Start of Data provided

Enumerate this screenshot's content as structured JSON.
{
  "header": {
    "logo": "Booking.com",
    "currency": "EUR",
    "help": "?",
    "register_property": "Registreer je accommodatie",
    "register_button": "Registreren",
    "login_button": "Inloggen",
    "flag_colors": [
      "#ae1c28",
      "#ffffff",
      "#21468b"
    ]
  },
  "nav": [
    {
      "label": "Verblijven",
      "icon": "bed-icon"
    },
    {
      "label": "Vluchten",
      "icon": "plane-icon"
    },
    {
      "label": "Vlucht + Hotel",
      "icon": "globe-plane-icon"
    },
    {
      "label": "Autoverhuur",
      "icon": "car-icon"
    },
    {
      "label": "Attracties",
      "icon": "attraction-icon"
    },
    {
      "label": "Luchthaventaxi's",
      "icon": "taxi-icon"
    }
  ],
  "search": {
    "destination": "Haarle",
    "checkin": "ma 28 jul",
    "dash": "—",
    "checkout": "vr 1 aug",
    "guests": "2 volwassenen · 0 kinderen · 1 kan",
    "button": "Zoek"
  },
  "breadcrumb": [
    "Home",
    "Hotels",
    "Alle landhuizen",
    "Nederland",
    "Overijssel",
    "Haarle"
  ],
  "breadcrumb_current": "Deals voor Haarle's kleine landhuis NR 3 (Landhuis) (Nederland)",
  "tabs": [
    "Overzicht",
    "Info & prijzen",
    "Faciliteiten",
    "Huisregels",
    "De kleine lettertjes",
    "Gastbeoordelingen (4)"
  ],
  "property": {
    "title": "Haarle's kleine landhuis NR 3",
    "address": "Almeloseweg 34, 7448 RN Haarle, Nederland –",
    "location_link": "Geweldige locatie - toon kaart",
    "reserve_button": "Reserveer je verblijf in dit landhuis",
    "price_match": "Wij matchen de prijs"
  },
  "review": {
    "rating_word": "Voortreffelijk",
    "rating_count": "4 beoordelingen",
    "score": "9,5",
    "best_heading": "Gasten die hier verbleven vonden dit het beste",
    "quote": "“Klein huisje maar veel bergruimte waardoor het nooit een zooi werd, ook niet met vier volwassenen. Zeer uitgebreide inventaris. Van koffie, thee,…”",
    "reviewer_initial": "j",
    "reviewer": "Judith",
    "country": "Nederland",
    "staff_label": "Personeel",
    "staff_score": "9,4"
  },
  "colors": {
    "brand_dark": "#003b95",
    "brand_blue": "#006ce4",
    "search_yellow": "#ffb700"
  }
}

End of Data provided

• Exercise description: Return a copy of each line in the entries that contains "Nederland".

• Exercise response:
    "Nederland",
  "breadcrumb_current": "Deals voor Haarle's kleine landhuis NR 3 (Landhuis) (Nederland)",
    "address": "Almeloseweg 34, 7448 RN Haarle, Nederland –",
    "country": "Nederland",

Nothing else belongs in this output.